BO: Here’s the behind the scenes deal. The L.A. Times took a tremendously sharp turn to the left about four years ago.
BO: And since that time, the paper’s circulation has collapsed.
BO: Losing hundreds of thousands. So the latest audit has them at 850,000, down from about a million fifty. But the real circulation…
HH: I actually believe it’s at 775,000 on a daily basis, but go ahead.
BO: But listen to this.
BO: The real circulation, depending…because we’ve been looking into the operation. The real circulation is about 400,000. That’s the paid circulation that is firm.
BO: Re-ups every month. The other 450,000 are special discounts, people that go in and out. They use different names to get the special discounts, the people that are given the paper gratis, this, that and the other thing. So their base is down to about 400,000.

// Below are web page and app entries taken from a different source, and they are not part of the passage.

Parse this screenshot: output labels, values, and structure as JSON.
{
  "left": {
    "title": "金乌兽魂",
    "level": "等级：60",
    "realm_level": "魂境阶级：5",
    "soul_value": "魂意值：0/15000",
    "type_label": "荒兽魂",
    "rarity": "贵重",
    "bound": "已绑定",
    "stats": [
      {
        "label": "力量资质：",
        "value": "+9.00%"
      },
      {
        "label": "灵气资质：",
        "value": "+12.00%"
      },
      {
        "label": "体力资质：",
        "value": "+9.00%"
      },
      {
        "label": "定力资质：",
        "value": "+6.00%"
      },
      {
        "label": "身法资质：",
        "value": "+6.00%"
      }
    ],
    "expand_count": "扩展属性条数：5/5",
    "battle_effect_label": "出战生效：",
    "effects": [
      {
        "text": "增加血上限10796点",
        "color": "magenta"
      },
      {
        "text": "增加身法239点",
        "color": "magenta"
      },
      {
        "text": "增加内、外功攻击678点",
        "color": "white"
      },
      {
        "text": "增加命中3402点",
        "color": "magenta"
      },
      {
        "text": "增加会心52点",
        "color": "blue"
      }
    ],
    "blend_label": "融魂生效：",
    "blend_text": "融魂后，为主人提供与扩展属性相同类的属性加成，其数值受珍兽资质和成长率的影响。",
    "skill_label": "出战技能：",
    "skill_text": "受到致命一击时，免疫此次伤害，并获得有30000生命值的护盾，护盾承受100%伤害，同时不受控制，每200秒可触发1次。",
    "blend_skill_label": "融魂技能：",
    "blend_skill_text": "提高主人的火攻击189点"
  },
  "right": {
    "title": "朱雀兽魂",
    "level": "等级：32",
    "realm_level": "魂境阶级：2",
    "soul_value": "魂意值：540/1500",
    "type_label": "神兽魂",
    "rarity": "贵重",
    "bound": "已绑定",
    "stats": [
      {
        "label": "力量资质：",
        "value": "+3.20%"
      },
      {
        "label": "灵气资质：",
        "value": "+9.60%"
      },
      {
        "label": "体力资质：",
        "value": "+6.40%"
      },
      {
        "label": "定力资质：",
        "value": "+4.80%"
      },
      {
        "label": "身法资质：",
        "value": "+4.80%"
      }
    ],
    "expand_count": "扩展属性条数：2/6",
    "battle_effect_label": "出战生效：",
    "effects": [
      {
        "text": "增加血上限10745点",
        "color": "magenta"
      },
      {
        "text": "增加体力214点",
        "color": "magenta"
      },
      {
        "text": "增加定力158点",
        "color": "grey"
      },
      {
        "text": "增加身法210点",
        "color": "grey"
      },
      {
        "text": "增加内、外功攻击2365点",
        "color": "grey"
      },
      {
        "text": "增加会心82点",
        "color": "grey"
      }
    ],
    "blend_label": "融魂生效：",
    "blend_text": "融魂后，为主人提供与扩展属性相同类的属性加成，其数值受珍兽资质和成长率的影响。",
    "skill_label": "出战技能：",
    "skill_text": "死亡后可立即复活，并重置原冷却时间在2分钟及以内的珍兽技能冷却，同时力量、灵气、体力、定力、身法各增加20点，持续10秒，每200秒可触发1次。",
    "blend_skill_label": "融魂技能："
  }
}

HH: Can it be saved, do you think?
BO: I don’t, because Los Angeles is basically a wired town.
BO: You were talking about the internet before. And the only way that a newspaper can compete against the internet is to have features in the newspaper that people look forward to read that they can’t get on the net. Now that requires you…
HH: To have talent…
BO: …The L.A. Times’ strong suit are two sections: The sports section and Calendar.
BO: Calendar has evaporated, because they don’t have anybody covering entertainment that anybody cares about. Gone are the days when people turn to the L.A. Times to see what the new movie was going to be. The Sports section’s still pretty good, but you can’t run a newspaper on a sports section. So I don’t see any hope for the L.A. Times, even if they were to swing back to fair and balanced, which they won’t do, because they believe that they’ll stay alive just by catering to the West Side Angelinos [sic], who want the liberal dose every day.
Hat tip: TristramShandy.com